Toyota uses big data to guard against accelerator-brake mix-up

Reuters



TOKYO — Toyota Motor Corp unveiled an emergency safety system on Monday that uses big data to ignore the accelerator if it determines the driver steps on the pedal unintentionally.

Japan's biggest car maker will roll out what it calls an "accelerator suppression function" in new cars from this summer, beginning in Japan.

The system is a response to an increasingly common cause of traffic accident in aging Japan where the driver, often elderly, mistakes the accelerator for the brake.

Some 15% of fatal accidents on Japanese roads in 2018 were caused by drivers who were 75 years or older, showed a report from the government, which actively encourages elderly drivers to give up their licenses.

Toyota's announcement comes as automakers globally invest heavily in so-called active safety features as they work to develop fully autonomous cars.

It also comes in the same year Toyota will act as exclusive mobility sponsor for the Tokyo Olympics, where it will showcase its fully self-driving e-Palette transportation pods carrying athletes around the Olympic village at low speeds.

Among competitors, Honda plans to launch a car this year capable of full autonomy in highway traffic jam situations. Nissan released the second generation of its ProPilot driver-assist system last spring, offering hands-free operation for single-lane highway driving.

Toyota rolled out its first-generation Safety Sense package in 2015, which included automated emergency braking and a lane departure alert. The second generation became available in 2018, adding assisted single-lane highway driving and making the car capable of recognizing pedestrians at nighttime and bicycles.

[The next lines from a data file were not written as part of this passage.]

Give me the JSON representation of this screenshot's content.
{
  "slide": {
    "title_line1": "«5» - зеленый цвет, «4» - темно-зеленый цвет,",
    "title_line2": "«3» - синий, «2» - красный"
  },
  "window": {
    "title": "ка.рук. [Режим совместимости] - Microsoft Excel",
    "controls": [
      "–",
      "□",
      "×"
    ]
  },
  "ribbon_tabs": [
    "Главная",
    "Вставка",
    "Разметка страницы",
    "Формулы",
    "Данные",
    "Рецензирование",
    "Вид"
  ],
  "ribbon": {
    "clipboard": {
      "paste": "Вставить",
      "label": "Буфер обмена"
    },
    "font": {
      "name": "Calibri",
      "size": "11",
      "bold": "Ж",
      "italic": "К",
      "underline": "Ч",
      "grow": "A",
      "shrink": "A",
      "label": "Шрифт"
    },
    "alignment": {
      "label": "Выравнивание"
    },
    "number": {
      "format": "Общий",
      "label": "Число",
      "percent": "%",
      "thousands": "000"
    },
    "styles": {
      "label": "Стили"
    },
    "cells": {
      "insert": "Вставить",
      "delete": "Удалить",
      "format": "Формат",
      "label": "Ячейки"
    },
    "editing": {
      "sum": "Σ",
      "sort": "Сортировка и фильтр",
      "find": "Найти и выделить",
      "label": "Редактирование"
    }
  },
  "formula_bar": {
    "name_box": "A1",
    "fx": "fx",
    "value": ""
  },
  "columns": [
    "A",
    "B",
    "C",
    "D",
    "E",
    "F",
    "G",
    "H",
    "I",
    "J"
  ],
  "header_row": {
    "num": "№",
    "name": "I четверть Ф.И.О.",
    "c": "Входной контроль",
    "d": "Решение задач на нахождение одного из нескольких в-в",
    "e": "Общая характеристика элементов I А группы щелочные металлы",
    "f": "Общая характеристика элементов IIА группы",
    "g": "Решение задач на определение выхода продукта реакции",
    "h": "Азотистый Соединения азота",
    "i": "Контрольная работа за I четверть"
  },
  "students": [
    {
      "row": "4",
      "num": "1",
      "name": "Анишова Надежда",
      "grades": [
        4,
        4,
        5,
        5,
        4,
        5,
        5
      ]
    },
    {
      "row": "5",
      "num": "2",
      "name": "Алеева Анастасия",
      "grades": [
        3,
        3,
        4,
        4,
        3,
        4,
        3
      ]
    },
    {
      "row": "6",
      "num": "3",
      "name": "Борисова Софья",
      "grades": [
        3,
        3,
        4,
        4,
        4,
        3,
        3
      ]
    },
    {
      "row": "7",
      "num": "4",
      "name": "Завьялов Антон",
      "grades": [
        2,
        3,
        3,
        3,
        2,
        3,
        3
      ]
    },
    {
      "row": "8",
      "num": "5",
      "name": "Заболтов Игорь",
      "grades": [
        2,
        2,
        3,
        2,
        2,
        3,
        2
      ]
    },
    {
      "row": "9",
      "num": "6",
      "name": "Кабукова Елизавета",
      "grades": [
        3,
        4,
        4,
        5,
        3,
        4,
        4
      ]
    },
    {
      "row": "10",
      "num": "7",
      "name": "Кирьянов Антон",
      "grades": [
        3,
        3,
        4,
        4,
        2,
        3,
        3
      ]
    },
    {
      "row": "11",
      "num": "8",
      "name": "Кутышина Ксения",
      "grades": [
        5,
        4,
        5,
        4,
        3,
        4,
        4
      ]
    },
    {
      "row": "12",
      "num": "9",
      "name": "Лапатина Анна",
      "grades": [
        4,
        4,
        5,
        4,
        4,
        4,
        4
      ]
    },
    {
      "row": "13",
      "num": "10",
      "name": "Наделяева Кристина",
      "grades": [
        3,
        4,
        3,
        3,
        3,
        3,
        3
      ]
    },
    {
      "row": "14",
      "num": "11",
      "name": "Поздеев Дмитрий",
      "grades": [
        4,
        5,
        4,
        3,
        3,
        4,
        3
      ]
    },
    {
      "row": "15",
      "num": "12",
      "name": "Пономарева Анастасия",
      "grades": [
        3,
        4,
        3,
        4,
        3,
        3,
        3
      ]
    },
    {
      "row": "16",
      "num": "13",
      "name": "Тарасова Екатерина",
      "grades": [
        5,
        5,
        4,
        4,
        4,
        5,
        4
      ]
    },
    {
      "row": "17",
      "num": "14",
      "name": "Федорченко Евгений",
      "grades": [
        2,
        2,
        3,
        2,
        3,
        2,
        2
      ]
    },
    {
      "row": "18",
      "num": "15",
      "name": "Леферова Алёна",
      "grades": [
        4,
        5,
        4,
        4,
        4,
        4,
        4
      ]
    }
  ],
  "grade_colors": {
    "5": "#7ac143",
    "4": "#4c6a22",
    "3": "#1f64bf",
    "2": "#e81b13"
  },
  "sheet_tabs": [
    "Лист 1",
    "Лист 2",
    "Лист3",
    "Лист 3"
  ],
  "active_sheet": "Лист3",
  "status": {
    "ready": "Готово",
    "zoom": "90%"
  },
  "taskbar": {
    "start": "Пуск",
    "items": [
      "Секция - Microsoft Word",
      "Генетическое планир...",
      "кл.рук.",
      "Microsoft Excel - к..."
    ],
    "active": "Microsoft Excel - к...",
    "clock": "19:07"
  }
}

Its new feature was developed using data collected from the internet-connected cars it has on the road. It studied actual accidents where the cause was determined to be a driver unintentionally pressing the accelerator, particularly the cases where the accelerator was pressed fully (a hint that the driver was intending to press the brake). Toyota weeded out the cases where it seemed likely the acceleration was warranted, then created a system that can identify new cases of a pedal mix-up. Unlike the car maker's existing safety options, the new system does not require the presence of an obstacle to function.

 

You Might Also Like